Win or lose, Jacinda Ardern has electrified New Zealand politics. In the space of just seven weeks, she has led her opposition Labour Party out of the wilderness and given it the chance of a stunning upset in Saturday’s election. What had looked like a cakewalk for the ruling National Party has become a riveting contest of ideas and left the ballot too close to call.
Since taking Labour’s reins on Aug. 1, the 37-year-old has unleashed a wave of excitement with her vision for a more equitable society, drawing comparisons with the generational change in leadership seen in countries like Canada and France. Even though New Zealand’s economy is growing strongly, she has argued that too many people have been left behind during nine years of conservative government and pledged to tackle social issues such as child poverty and housing affordability.
A statue of Richard John Seddon, the late prime minister of New Zealand, stands outside the Executive Wing of the New Zealand Parliament Building complex in Wellington. New Zealand’s election is too close to call but one thing is clear: financial markets don’t want change. The kiwi dollar has dropped whenever opinion polls show the main opposition Labour Party is ahead, while the currency jumped a full U.S. cent after a survey last week put the ruling National Party in the lead.
Muck Rack makes it simple to find people, tweets, or articles that mention any name, keyword, company, hashtag etc. We've compiled this guide to help you make the most of your search.
Selecting a term
Start searching tweets, articles from media outlets, articles mentioned in tweets, journalists'
names, titles and bios with some suggested searches:
Companies or Topics (e.g. iPhone, Microsoft)
Phrases (e.g. "cloud computing") — use quotes to keep the terms together
Twitter handles (e.g. @username) — returns those who have mentioned or replied to
Names (e.g. "David Pogue")
Hashtags (e.g. #sxsw, #london2012)
Bio details (e.g. vegan, Olympics, father)
Muck Rack's Advanced Search allows for many boolean operators.
Find results that mention multiple specified terms, use AND or
+. For example, ensure each result contains both Elon Musk and Mark Zuckerberg by
searching Obama AND Romney or Obama + Romney.
Use the operators OR or , to broaden your search when you'd like either of
multiple terms to appear in results. (This is the default behavior of our search when no operators
are used.) For example, search for democrat OR republican to find results that refer to
Democrats and/or Republicans.
Use NOT or - to subtract results from your search. For
example, searching Disney will yield results about the Walt Disney Company as well as Walt Disney
World Resort. To exclude mentions of Disney World, search for Disney -World or Disney
When using one of these operators with a phrase, enclose it in quotation marks. For example, you can
find results about smartphones excluding Apple's iPhone 4S by searching smartphone -"iPhone
Exact case matching or punctuation
If you're searching for a brand name or keyword that relies on specific punctuation marks or capitalization, you can

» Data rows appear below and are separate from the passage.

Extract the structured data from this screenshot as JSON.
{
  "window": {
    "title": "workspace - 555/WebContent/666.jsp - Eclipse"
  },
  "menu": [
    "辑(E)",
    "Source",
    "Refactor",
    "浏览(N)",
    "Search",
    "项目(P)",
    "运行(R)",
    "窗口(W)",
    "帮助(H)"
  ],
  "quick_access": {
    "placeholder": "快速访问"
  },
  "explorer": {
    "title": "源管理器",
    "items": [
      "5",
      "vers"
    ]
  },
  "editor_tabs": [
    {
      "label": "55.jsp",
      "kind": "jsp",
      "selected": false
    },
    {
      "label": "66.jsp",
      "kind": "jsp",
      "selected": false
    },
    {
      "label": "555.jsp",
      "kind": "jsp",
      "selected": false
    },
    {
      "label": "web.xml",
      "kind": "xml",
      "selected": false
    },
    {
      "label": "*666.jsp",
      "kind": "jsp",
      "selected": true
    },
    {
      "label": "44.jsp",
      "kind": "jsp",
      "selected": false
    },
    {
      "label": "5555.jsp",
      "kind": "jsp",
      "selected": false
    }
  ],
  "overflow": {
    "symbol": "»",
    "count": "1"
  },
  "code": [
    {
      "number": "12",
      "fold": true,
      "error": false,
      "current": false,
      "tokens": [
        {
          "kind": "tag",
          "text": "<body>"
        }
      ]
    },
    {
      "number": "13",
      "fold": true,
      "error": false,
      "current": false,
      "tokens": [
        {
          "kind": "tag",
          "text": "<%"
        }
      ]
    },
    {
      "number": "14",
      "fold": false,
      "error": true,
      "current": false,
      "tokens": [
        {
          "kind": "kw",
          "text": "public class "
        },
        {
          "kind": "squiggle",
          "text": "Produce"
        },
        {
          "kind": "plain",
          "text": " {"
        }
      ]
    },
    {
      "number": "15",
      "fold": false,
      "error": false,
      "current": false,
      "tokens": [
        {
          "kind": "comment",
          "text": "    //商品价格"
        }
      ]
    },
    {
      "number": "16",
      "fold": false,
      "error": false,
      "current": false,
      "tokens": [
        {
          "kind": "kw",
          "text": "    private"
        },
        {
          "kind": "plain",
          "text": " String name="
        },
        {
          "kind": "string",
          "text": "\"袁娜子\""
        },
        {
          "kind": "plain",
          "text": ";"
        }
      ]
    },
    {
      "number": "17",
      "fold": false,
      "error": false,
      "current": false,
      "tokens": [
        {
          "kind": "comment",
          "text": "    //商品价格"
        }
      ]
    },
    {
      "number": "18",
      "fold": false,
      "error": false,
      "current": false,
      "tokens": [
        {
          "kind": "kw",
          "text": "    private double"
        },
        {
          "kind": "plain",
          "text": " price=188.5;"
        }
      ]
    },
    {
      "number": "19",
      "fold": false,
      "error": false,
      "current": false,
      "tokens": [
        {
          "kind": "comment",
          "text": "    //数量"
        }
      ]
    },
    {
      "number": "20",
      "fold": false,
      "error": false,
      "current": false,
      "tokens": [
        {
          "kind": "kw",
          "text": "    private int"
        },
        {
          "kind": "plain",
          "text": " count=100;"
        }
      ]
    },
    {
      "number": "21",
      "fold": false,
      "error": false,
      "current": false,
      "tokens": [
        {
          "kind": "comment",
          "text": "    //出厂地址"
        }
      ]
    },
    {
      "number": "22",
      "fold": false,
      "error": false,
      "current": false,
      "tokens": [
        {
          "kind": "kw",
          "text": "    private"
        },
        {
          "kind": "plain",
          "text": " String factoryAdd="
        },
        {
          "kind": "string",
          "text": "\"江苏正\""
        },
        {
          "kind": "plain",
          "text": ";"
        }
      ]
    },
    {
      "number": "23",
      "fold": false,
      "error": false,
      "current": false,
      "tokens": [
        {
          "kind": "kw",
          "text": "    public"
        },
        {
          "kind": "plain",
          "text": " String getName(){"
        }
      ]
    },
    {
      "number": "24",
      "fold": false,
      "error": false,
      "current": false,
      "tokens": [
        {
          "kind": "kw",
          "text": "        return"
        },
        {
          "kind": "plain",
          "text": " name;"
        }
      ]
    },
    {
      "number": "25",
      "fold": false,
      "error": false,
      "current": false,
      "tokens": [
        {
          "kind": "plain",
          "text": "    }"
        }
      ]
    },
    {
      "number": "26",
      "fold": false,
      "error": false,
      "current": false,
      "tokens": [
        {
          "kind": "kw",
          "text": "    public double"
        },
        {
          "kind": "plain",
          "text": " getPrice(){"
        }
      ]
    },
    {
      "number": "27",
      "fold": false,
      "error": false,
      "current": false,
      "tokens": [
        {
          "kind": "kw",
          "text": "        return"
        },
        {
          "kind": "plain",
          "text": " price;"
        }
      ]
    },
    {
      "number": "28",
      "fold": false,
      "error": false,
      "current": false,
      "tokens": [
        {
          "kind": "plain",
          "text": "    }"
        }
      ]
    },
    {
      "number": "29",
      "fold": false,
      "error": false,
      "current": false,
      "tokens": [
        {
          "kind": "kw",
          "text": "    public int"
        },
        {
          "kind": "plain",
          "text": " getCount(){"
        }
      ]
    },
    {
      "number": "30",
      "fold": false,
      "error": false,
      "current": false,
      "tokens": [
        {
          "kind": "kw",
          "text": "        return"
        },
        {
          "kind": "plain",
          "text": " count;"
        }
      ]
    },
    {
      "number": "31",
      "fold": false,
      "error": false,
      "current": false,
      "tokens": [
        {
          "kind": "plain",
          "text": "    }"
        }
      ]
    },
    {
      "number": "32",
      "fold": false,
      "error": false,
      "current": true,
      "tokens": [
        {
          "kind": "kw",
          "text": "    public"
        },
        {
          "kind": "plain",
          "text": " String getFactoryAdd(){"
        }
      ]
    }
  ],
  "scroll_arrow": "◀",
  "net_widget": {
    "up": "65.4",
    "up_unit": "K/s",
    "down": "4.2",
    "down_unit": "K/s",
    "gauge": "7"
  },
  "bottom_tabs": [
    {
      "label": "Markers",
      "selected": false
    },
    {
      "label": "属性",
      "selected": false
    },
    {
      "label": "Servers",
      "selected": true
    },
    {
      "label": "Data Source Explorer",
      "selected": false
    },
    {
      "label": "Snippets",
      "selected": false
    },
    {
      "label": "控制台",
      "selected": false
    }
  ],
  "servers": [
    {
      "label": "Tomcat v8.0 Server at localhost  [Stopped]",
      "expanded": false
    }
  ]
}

find results that match your exact query by adding matchcase: before the keyword you're searching for, like matchcase:E*TRADE .
Use parentheses to separate multiple
boolean phrases. For example, to find journalists talking about having fun in Disney World or
Disneyland, search for ("disney world" OR disneyland) AND fun.
An asterisk can be used to search for any variation of a root word truncated by the asterisk. For example, searching for admin* will return results for administrator, administration, administer, administered, etc.
A near operator is an AND operator where you can control the distance between the words. You can vary the distance the near operation uses by adding a forward slash and number (between 0-99) such as strawberries NEAR/10 "whipped cream", which means the strawberries must exist within 10 words of "whipped cream".